A northern Minnesota start-up company wants to recover a waste heat source that’s currently flushed down the drain.

Hidden Fuels of Brainerd, Minnesota, is trying to develop a municipal sewer heat recovery system, which would heat buildings using warmth from the city’s sewers — minus the stench.

Jeff Aga, one of the company’s principals, said it would work similar to geothermal, but that sewers have an advantage of warmer starting temperatures than ground wells.

“We did some tests throughout their system and found where there’s good heat that can be captured,” Aga said.

The company placed temperature sensors throughout the city’s sewer system as part of a 16-month, federal stimulus-funded feasibility study that was completed in January. They found temperatures ranged from 38 to 78 degrees, but were mostly between 45 and 60 degrees. The warmest temperatures were found near a commercial laundry facility.

Aga said they’ve identified the police department as a good potential customer for the system, which might also be able to heat the local high school and a nearby apartment high rise.

“The fact that no one else has really thought about tapping into that until we did this study, I thought, was kind of fascinating,” says Scott Sjolund, technology supervisor at Brainerd Public Utilities, which sponsored the study after the city was approached by Hidden Fuels.

The company believes the system would be the first of its kind in the United States, though Vancouver built something like it as part of its 2010 Olympics village. The New York Times reported that the Vancouver project was the first district energy system in North America to draw heat from untreated wastewater, and that three others existed in Oslo and Tokyo.

The fact that so few systems exist is probably a sign of their challenging economics, said John Whitehouse, vice president of business development for Recycled Energy Development, an Illinois company that designs, builds, owns and operates cogeneration and waste heat recovery projects around the country.

“Unless you have really high energy prices, it’s going to be a hard sell,” Whitehouse said of the concept in general.

Low natural gas prices mean the payback time is likely to be long, he said. That’s especially true for projects that will involve retrofitting buildings rather than incorporating systems into new construction.

And while there is heat in sewers that’s technically recoverable, “there’s just not that much there,” Whitehouse said.

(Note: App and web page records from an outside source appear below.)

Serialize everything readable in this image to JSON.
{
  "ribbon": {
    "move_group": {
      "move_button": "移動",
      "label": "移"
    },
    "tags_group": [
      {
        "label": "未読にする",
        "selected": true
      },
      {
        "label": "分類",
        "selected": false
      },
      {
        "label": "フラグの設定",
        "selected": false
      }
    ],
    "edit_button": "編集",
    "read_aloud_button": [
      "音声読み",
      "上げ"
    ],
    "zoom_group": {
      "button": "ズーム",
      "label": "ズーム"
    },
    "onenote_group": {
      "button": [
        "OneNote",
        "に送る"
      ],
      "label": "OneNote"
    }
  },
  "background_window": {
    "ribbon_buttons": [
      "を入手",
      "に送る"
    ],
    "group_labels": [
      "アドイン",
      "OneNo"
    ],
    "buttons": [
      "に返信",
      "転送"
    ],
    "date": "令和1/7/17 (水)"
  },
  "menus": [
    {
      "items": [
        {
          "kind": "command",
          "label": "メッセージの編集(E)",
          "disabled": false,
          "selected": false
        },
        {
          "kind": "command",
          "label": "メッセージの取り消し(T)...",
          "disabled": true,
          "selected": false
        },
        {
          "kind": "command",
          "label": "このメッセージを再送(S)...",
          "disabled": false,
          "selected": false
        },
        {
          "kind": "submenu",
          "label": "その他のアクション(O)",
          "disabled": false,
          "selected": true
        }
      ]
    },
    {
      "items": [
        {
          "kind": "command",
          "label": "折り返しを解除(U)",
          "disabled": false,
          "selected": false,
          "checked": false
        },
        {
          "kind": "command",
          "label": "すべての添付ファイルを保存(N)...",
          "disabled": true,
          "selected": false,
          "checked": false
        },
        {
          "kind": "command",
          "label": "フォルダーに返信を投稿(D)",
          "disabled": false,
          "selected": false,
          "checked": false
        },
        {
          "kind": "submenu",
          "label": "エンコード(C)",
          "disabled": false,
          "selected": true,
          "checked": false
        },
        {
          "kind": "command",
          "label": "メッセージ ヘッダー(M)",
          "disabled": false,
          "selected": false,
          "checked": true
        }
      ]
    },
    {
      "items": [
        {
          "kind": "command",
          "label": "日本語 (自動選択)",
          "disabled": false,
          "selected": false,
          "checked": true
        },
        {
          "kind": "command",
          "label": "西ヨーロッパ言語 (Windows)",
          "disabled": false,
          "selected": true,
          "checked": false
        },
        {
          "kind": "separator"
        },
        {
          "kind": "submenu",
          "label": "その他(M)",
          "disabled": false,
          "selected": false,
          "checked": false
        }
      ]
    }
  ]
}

His company normally looks for opportunities where the temperature is at least 180 degrees.

Hidden Fuels has presented the results of its feasibility study at public meetings in Brainerd. Next, it hopes to find funding to build a system at the police station.